Material for the task Start Marker

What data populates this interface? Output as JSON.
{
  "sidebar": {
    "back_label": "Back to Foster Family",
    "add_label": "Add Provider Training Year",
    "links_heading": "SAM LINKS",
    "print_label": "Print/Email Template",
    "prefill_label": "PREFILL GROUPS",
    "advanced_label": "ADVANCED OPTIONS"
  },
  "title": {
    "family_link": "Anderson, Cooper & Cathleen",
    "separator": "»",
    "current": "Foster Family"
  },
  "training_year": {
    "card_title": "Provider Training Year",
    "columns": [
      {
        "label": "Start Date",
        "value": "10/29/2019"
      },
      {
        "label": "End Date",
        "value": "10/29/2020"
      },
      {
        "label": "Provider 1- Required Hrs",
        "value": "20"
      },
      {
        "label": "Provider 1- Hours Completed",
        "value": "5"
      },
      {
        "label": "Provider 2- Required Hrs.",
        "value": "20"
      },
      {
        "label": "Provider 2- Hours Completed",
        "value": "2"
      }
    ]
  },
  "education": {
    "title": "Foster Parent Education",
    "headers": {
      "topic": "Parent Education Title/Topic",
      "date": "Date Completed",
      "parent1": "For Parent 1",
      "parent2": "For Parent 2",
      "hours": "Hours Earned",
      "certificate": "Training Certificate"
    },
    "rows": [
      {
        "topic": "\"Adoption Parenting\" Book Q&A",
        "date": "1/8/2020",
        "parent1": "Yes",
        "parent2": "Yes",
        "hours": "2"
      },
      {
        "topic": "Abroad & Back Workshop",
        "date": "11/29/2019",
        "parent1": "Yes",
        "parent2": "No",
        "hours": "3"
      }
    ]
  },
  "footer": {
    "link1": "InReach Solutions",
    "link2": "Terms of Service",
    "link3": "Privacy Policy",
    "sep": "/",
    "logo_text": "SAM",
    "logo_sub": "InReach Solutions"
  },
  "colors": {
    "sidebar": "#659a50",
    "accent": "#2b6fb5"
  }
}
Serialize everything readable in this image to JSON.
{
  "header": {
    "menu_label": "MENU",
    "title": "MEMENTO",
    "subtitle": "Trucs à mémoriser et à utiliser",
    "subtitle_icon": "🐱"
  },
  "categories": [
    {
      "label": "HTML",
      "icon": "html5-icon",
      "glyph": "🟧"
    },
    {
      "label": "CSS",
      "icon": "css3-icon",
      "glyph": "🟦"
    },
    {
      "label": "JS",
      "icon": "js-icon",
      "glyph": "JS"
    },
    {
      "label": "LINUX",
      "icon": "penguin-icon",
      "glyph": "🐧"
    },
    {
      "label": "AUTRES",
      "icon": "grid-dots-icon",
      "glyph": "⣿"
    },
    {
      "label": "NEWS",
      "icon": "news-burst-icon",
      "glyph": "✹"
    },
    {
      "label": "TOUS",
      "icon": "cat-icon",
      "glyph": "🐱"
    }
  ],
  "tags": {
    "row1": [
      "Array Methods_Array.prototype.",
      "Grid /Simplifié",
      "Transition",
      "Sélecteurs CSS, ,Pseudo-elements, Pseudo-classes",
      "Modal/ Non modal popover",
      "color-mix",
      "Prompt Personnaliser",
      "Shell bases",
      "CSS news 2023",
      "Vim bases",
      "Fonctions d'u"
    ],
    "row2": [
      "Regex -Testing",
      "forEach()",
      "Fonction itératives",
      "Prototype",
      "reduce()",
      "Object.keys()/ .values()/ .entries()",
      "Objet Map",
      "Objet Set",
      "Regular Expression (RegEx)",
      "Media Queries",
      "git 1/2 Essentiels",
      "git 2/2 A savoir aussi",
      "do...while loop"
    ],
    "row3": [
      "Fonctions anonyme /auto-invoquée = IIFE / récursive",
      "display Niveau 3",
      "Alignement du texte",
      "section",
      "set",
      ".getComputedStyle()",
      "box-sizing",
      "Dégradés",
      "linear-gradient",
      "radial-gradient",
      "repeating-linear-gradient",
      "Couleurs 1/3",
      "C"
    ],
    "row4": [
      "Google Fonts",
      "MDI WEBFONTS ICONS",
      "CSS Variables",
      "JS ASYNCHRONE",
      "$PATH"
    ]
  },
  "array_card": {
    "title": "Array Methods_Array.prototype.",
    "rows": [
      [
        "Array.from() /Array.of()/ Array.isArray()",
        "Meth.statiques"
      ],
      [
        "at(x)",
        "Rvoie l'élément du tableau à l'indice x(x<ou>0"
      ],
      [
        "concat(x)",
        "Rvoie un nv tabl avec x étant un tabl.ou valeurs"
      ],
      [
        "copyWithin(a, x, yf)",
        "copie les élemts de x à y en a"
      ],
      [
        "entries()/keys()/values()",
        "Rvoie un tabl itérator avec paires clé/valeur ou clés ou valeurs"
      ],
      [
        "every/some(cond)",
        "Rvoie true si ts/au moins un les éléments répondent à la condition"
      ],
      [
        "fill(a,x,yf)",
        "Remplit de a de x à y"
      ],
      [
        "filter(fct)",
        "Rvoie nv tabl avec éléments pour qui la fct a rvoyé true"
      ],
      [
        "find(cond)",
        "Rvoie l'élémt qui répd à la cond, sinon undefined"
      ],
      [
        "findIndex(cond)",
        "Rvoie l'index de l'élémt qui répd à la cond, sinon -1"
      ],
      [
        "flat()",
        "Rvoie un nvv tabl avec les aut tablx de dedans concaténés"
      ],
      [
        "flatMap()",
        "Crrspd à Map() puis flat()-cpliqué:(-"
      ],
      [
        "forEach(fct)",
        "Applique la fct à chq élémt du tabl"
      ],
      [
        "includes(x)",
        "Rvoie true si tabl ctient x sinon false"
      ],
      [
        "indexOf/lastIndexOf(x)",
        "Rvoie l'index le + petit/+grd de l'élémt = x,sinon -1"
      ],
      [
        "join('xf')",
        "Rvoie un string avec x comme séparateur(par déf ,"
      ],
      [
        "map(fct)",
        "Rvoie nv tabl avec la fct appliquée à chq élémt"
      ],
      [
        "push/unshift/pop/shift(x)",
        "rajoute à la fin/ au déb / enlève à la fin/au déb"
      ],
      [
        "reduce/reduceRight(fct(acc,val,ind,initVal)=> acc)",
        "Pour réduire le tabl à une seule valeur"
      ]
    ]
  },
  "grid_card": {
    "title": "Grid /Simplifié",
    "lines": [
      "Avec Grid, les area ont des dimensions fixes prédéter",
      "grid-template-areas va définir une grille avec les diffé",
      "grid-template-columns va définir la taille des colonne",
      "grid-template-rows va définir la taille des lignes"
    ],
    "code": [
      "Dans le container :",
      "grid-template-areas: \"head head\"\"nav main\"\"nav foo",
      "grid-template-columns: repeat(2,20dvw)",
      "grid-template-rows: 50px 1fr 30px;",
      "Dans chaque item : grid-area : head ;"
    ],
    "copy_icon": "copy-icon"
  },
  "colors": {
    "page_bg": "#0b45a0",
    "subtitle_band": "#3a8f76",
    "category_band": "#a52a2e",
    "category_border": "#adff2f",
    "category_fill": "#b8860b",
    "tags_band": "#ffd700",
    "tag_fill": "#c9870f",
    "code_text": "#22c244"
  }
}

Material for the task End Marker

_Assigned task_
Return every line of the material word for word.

_Written response_
What data populates this interface? Output as JSON.
{
  "sidebar": {
    "back_label": "Back to Foster Family",
    "add_label": "Add Provider Training Year",
    "links_heading": "SAM LINKS",
    "print_label": "Print/Email Template",
    "prefill_label": "PREFILL GROUPS",
    "advanced_label": "ADVANCED OPTIONS"
  },
  "title": {
    "family_link": "Anderson, Cooper & Cathleen",
    "separator": "»",
    "current": "Foster Family"
  },
  "training_year": {
    "card_title": "Provider Training Year",
    "columns": [
      {
        "label": "Start Date",
        "value": "10/29/2019"
      },
      {
        "label": "End Date",
        "value": "10/29/2020"
      },
      {
        "label": "Provider 1- Required Hrs",
        "value": "20"
      },
      {
        "label": "Provider 1- Hours Completed",
        "value": "5"
      },
      {
        "label": "Provider 2- Required Hrs.",
        "value": "20"
      },
      {
        "label": "Provider 2- Hours Completed",
        "value": "2"
      }
    ]
  },
  "education": {
    "title": "Foster Parent Education",
    "headers": {
      "topic": "Parent Education Title/Topic",
      "date": "Date Completed",
      "parent1": "For Parent 1",
      "parent2": "For Parent 2",
      "hours": "Hours Earned",
      "certificate": "Training Certificate"
    },
    "rows": [
      {
        "topic": "\"Adoption Parenting\" Book Q&A",
        "date": "1/8/2020",
        "parent1": "Yes",
        "parent2": "Yes",
        "hours": "2"
      },
      {
        "topic": "Abroad & Back Workshop",
        "date": "11/29/2019",
        "parent1": "Yes",
        "parent2": "No",
        "hours": "3"
      }
    ]
  },
  "footer": {
    "link1": "InReach Solutions",
    "link2": "Terms of Service",
    "link3": "Privacy Policy",
    "sep": "/",
    "logo_text": "SAM",
    "logo_sub": "InReach Solutions"
  },
  "colors": {
    "sidebar": "#659a50",
    "accent": "#2b6fb5"
  }
}
Serialize everything readable in this image to JSON.
{
  "header": {
    "menu_label": "MENU",
    "title": "MEMENTO",
    "subtitle": "Trucs à mémoriser et à utiliser",
    "subtitle_icon": "🐱"
  },
  "categories": [
    {
      "label": "HTML",
      "icon": "html5-icon",
      "glyph": "🟧"
    },
    {
      "label": "CSS",
      "icon": "css3-icon",
      "glyph": "🟦"
    },
    {
      "label": "JS",
      "icon": "js-icon",
      "glyph": "JS"
    },
    {
      "label": "LINUX",
      "icon": "penguin-icon",
      "glyph": "🐧"
    },
    {
      "label": "AUTRES",
      "icon": "grid-dots-icon",
      "glyph": "⣿"
    },
    {
      "label": "NEWS",
      "icon": "news-burst-icon",
      "glyph": "✹"
    },
    {
      "label": "TOUS",
      "icon": "cat-icon",
      "glyph": "🐱"
    }
  ],
  "tags": {
    "row1": [
      "Array Methods_Array.prototype.",
      "Grid /Simplifié",
      "Transition",
      "Sélecteurs CSS, ,Pseudo-elements, Pseudo-classes",
      "Modal/ Non modal popover",
      "color-mix",
      "Prompt Personnaliser",
      "Shell bases",
      "CSS news 2023",
      "Vim bases",
      "Fonctions d'u"
    ],
    "row2": [
      "Regex -Testing",
      "forEach()",
      "Fonction itératives",
      "Prototype",
      "reduce()",
      "Object.keys()/ .values()/ .entries()",
      "Objet Map",
      "Objet Set",
      "Regular Expression (RegEx)",
      "Media Queries",
      "git 1/2 Essentiels",
      "git 2/2 A savoir aussi",
      "do...while loop"
    ],
    "row3": [
      "Fonctions anonyme /auto-invoquée = IIFE / récursive",
      "display Niveau 3",
      "Alignement du texte",
      "section",
      "set",
      ".getComputedStyle()",
      "box-sizing",
      "Dégradés",
      "linear-gradient",
      "radial-gradient",
      "repeating-linear-gradient",
      "Couleurs 1/3",
      "C"
    ],
    "row4": [
      "Google Fonts",
      "MDI WEBFONTS ICONS",
      "CSS Variables",
      "JS ASYNCHRONE",
      "$PATH"
    ]
  },
  "array_card": {
    "title": "Array Methods_Array.prototype.",
    "rows": [
      [
        "Array.from() /Array.of()/ Array.isArray()",
        "Meth.statiques"
      ],
      [
        "at(x)",
        "Rvoie l'élément du tableau à l'indice x(x<ou>0"
      ],
      [
        "concat(x)",
        "Rvoie un nv tabl avec x étant un tabl.ou valeurs"
      ],
      [
        "copyWithin(a, x, yf)",
        "copie les élemts de x à y en a"
      ],
      [
        "entries()/keys()/values()",
        "Rvoie un tabl itérator avec paires clé/valeur ou clés ou valeurs"
      ],
      [
        "every/some(cond)",
        "Rvoie true si ts/au moins un les éléments répondent à la condition"
      ],
      [
        "fill(a,x,yf)",
        "Remplit de a de x à y"
      ],
      [
        "filter(fct)",
        "Rvoie nv tabl avec éléments pour qui la fct a rvoyé true"
      ],
      [
        "find(cond)",
        "Rvoie l'élémt qui répd à la cond, sinon undefined"
      ],
      [
        "findIndex(cond)",
        "Rvoie l'index de l'élémt qui répd à la cond, sinon -1"
      ],
      [
        "flat()",
        "Rvoie un nvv tabl avec les aut tablx de dedans concaténés"
      ],
      [
        "flatMap()",
        "Crrspd à Map() puis flat()-cpliqué:(-"
      ],
      [
        "forEach(fct)",
        "Applique la fct à chq élémt du tabl"
      ],
      [
        "includes(x)",
        "Rvoie true si tabl ctient x sinon false"
      ],
      [
        "indexOf/lastIndexOf(x)",
        "Rvoie l'index le + petit/+grd de l'élémt = x,sinon -1"
      ],
      [
        "join('xf')",
        "Rvoie un string avec x comme séparateur(par déf ,"
      ],
      [
        "map(fct)",
        "Rvoie nv tabl avec la fct appliquée à chq élémt"
      ],
      [
        "push/unshift/pop/shift(x)",
        "rajoute à la fin/ au déb / enlève à la fin/au déb"
      ],
      [
        "reduce/reduceRight(fct(acc,val,ind,initVal)=> acc)",
        "Pour réduire le tabl à une seule valeur"
      ]
    ]
  },
  "grid_card": {
    "title": "Grid /Simplifié",
    "lines": [
      "Avec Grid, les area ont des dimensions fixes prédéter",
      "grid-template-areas va définir une grille avec les diffé",
      "grid-template-columns va définir la taille des colonne",
      "grid-template-rows va définir la taille des lignes"
    ],
    "code": [
      "Dans le container :",
      "grid-template-areas: \"head head\"\"nav main\"\"nav foo",
      "grid-template-columns: repeat(2,20dvw)",
      "grid-template-rows: 50px 1fr 30px;",
      "Dans chaque item : grid-area : head ;"
    ],
    "copy_icon": "copy-icon"
  },
  "colors": {
    "page_bg": "#0b45a0",
    "subtitle_band": "#3a8f76",
    "category_band": "#a52a2e",
    "category_border": "#adff2f",
    "category_fill": "#b8860b",
    "tags_band": "#ffd700",
    "tag_fill": "#c9870f",
    "code_text": "#22c244"
  }
}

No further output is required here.